An exact copy of the data is required. No picture may appear in it.

=== Input for this task ===

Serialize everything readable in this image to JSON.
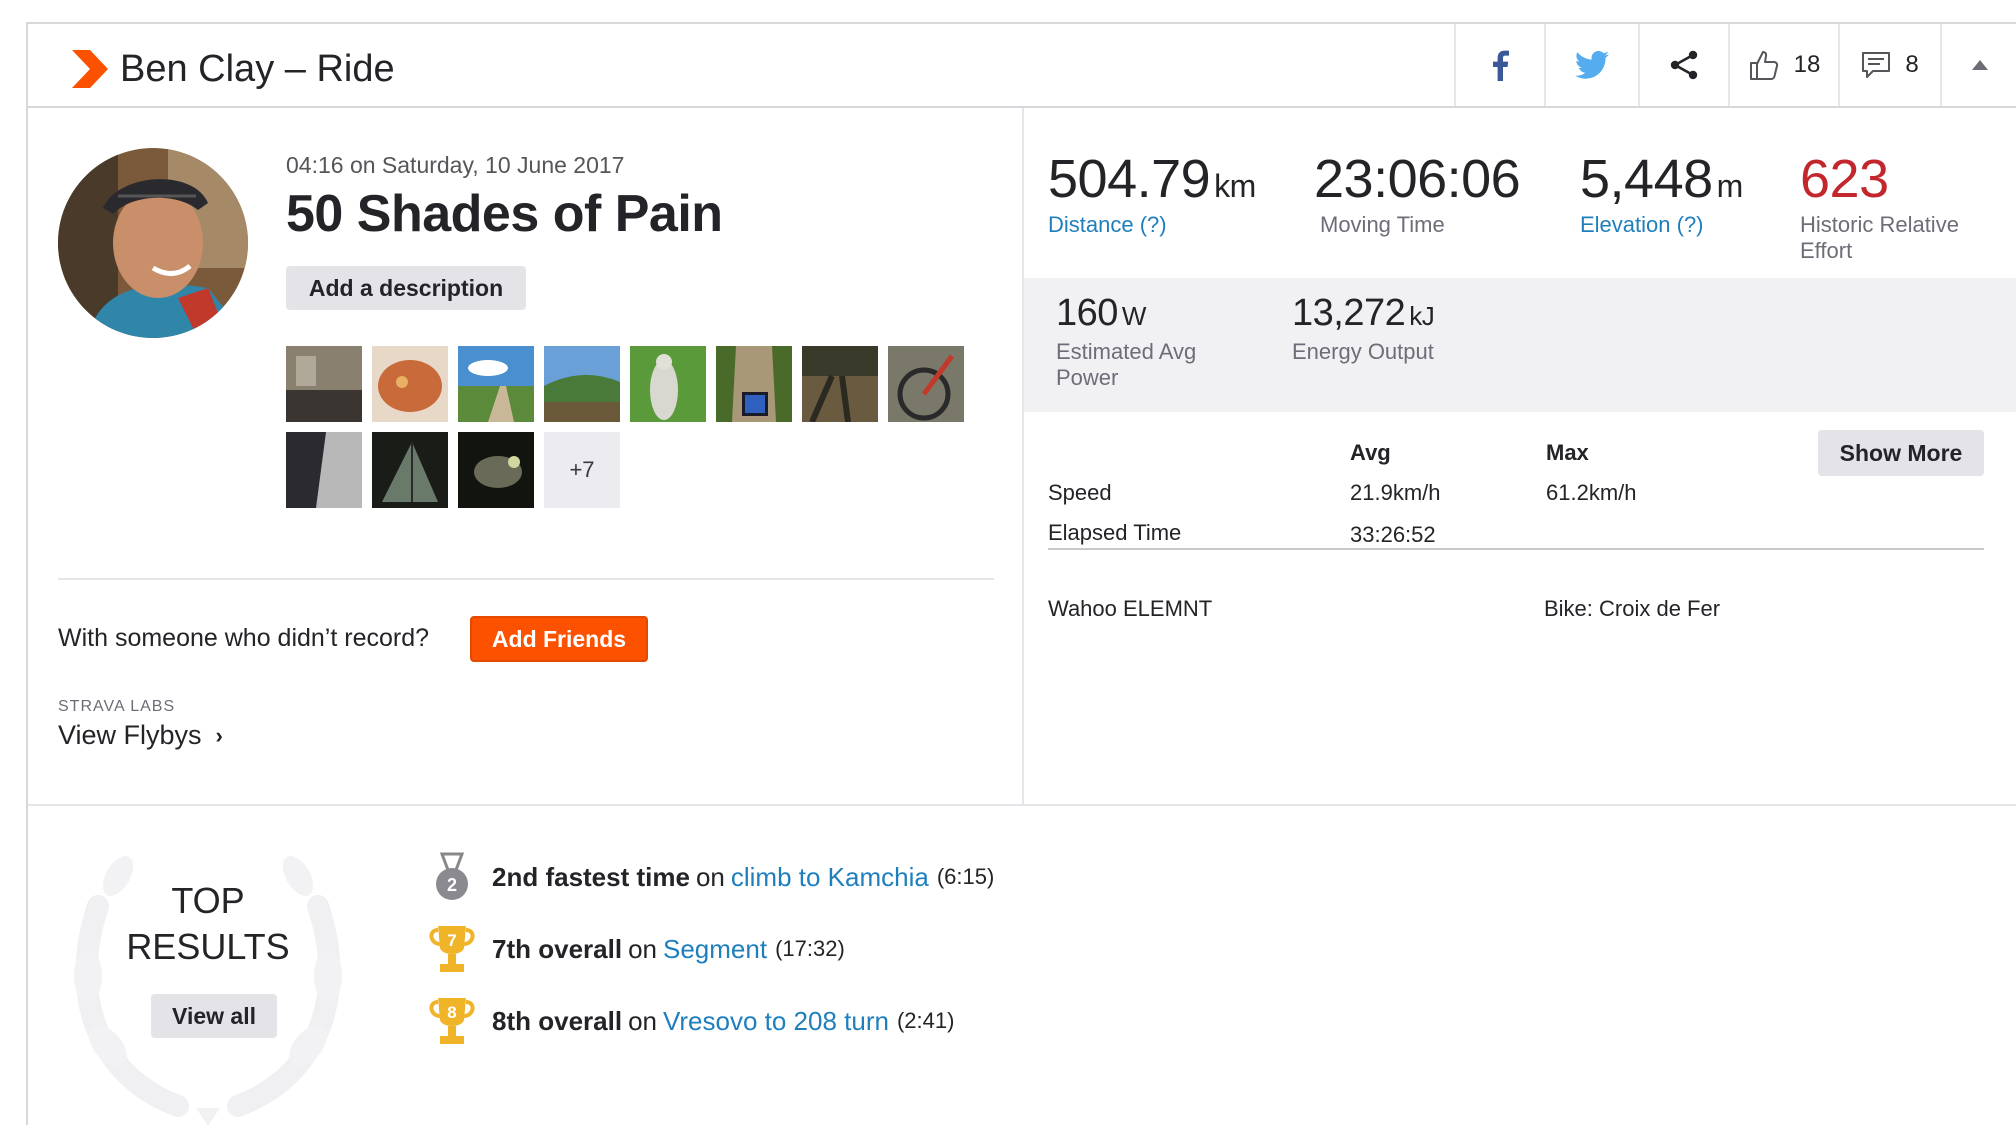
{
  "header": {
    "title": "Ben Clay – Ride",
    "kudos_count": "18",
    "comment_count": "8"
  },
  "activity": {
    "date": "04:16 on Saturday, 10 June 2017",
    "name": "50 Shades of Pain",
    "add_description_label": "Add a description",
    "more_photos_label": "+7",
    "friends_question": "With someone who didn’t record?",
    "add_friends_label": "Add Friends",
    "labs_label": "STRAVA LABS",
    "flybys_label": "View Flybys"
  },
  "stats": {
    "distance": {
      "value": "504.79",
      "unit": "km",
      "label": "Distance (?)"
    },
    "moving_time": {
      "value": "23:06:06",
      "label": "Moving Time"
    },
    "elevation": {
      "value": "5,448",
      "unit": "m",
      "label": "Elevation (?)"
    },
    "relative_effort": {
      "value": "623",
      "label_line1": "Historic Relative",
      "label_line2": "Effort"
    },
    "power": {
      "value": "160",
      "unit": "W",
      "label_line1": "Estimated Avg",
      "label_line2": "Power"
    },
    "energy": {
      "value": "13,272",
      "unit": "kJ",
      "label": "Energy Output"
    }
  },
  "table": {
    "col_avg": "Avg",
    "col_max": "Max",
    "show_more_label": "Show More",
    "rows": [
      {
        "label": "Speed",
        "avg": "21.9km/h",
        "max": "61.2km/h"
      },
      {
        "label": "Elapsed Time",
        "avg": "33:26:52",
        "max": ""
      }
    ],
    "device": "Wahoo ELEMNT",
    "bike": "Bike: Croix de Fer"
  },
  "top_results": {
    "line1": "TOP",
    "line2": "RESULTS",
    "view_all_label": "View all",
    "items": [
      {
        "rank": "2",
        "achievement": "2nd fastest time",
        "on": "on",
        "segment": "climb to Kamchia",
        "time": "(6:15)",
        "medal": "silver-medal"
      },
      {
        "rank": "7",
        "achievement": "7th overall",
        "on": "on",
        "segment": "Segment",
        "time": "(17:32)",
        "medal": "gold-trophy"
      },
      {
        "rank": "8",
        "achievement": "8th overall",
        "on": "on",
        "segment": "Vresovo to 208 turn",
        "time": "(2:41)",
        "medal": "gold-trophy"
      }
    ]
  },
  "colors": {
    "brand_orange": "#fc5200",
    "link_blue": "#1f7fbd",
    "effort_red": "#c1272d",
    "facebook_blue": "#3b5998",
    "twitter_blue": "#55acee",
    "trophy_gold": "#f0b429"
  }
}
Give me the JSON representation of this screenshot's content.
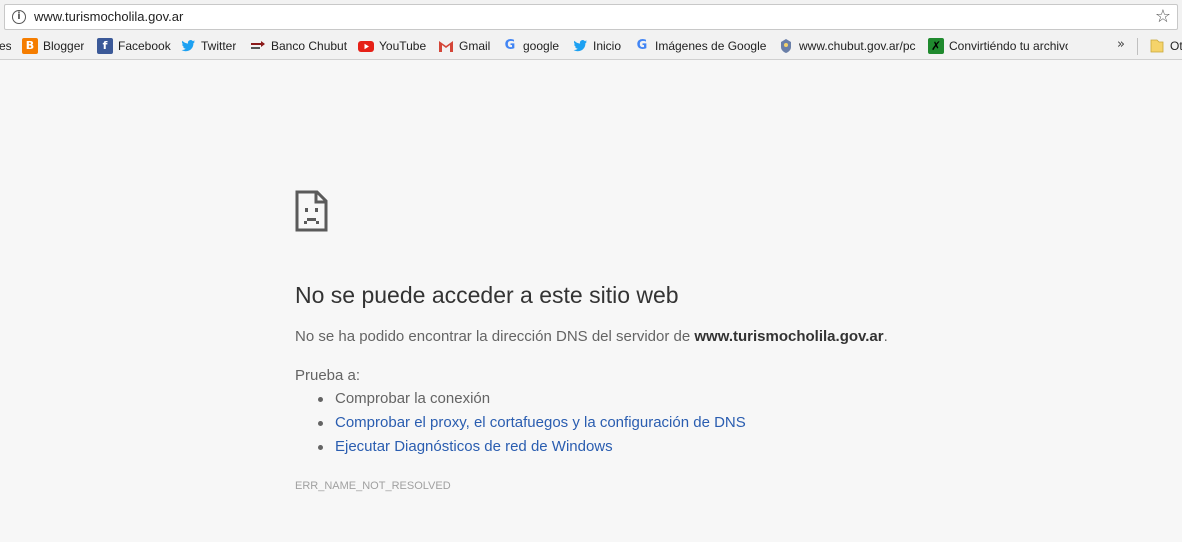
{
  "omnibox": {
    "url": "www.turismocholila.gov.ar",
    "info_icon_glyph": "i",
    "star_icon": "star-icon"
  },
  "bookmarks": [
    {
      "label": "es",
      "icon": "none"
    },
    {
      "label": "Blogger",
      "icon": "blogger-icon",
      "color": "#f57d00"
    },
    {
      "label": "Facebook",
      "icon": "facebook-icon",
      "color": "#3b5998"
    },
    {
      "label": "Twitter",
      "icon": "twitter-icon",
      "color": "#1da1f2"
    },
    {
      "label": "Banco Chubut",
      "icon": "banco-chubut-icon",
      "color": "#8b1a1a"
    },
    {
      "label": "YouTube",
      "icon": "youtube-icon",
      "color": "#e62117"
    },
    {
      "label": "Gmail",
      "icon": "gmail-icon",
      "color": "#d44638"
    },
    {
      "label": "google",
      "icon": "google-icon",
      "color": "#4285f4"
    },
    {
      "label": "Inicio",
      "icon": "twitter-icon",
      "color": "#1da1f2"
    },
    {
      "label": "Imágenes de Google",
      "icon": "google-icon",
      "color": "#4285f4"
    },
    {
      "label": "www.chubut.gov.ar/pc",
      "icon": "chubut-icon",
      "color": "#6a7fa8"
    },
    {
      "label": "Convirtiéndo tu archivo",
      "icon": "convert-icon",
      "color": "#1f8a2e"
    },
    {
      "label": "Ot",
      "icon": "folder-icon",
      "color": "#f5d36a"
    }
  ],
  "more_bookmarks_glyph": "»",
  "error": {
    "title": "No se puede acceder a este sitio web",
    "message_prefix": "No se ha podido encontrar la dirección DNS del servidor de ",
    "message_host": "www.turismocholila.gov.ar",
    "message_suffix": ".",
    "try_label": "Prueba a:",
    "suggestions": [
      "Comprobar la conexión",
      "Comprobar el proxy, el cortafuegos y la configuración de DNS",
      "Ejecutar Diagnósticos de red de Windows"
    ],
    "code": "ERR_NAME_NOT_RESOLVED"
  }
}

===

Completed exercise>
Serialize everything readable in this image to JSON.
{
  "header": {
    "title": "Ben Clay – Ride",
    "kudos_count": "18",
    "comment_count": "8"
  },
  "activity": {
    "date": "04:16 on Saturday, 10 June 2017",
    "name": "50 Shades of Pain",
    "add_description_label": "Add a description",
    "more_photos_label": "+7",
    "friends_question": "With someone who didn’t record?",
    "add_friends_label": "Add Friends",
    "labs_label": "STRAVA LABS",
    "flybys_label": "View Flybys"
  },
  "stats": {
    "distance": {
      "value": "504.79",
      "unit": "km",
      "label": "Distance (?)"
    },
    "moving_time": {
      "value": "23:06:06",
      "label": "Moving Time"
    },
    "elevation": {
      "value": "5,448",
      "unit": "m",
      "label": "Elevation (?)"
    },
    "relative_effort": {
      "value": "623",
      "label_line1": "Historic Relative",
      "label_line2": "Effort"
    },
    "power": {
      "value": "160",
      "unit": "W",
      "label_line1": "Estimated Avg",
      "label_line2": "Power"
    },
    "energy": {
      "value": "13,272",
      "unit": "kJ",
      "label": "Energy Output"
    }
  },
  "table": {
    "col_avg": "Avg",
    "col_max": "Max",
    "show_more_label": "Show More",
    "rows": [
      {
        "label": "Speed",
        "avg": "21.9km/h",
        "max": "61.2km/h"
      },
      {
        "label": "Elapsed Time",
        "avg": "33:26:52",
        "max": ""
      }
    ],
    "device": "Wahoo ELEMNT",
    "bike": "Bike: Croix de Fer"
  },
  "top_results": {
    "line1": "TOP",
    "line2": "RESULTS",
    "view_all_label": "View all",
    "items": [
      {
        "rank": "2",
        "achievement": "2nd fastest time",
        "on": "on",
        "segment": "climb to Kamchia",
        "time": "(6:15)",
        "medal": "silver-medal"
      },
      {
        "rank": "7",
        "achievement": "7th overall",
        "on": "on",
        "segment": "Segment",
        "time": "(17:32)",
        "medal": "gold-trophy"
      },
      {
        "rank": "8",
        "achievement": "8th overall",
        "on": "on",
        "segment": "Vresovo to 208 turn",
        "time": "(2:41)",
        "medal": "gold-trophy"
      }
    ]
  },
  "colors": {
    "brand_orange": "#fc5200",
    "link_blue": "#1f7fbd",
    "effort_red": "#c1272d",
    "facebook_blue": "#3b5998",
    "twitter_blue": "#55acee",
    "trophy_gold": "#f0b429"
  }
}
Give me the JSON representation of this screenshot's content.
{
  "omnibox": {
    "url": "www.turismocholila.gov.ar",
    "info_icon_glyph": "i",
    "star_icon": "star-icon"
  },
  "bookmarks": [
    {
      "label": "es",
      "icon": "none"
    },
    {
      "label": "Blogger",
      "icon": "blogger-icon",
      "color": "#f57d00"
    },
    {
      "label": "Facebook",
      "icon": "facebook-icon",
      "color": "#3b5998"
    },
    {
      "label": "Twitter",
      "icon": "twitter-icon",
      "color": "#1da1f2"
    },
    {
      "label": "Banco Chubut",
      "icon": "banco-chubut-icon",
      "color": "#8b1a1a"
    },
    {
      "label": "YouTube",
      "icon": "youtube-icon",
      "color": "#e62117"
    },
    {
      "label": "Gmail",
      "icon": "gmail-icon",
      "color": "#d44638"
    },
    {
      "label": "google",
      "icon": "google-icon",
      "color": "#4285f4"
    },
    {
      "label": "Inicio",
      "icon": "twitter-icon",
      "color": "#1da1f2"
    },
    {
      "label": "Imágenes de Google",
      "icon": "google-icon",
      "color": "#4285f4"
    },
    {
      "label": "www.chubut.gov.ar/pc",
      "icon": "chubut-icon",
      "color": "#6a7fa8"
    },
    {
      "label": "Convirtiéndo tu archivo",
      "icon": "convert-icon",
      "color": "#1f8a2e"
    },
    {
      "label": "Ot",
      "icon": "folder-icon",
      "color": "#f5d36a"
    }
  ],
  "more_bookmarks_glyph": "»",
  "error": {
    "title": "No se puede acceder a este sitio web",
    "message_prefix": "No se ha podido encontrar la dirección DNS del servidor de ",
    "message_host": "www.turismocholila.gov.ar",
    "message_suffix": ".",
    "try_label": "Prueba a:",
    "suggestions": [
      "Comprobar la conexión",
      "Comprobar el proxy, el cortafuegos y la configuración de DNS",
      "Ejecutar Diagnósticos de red de Windows"
    ],
    "code": "ERR_NAME_NOT_RESOLVED"
  }
}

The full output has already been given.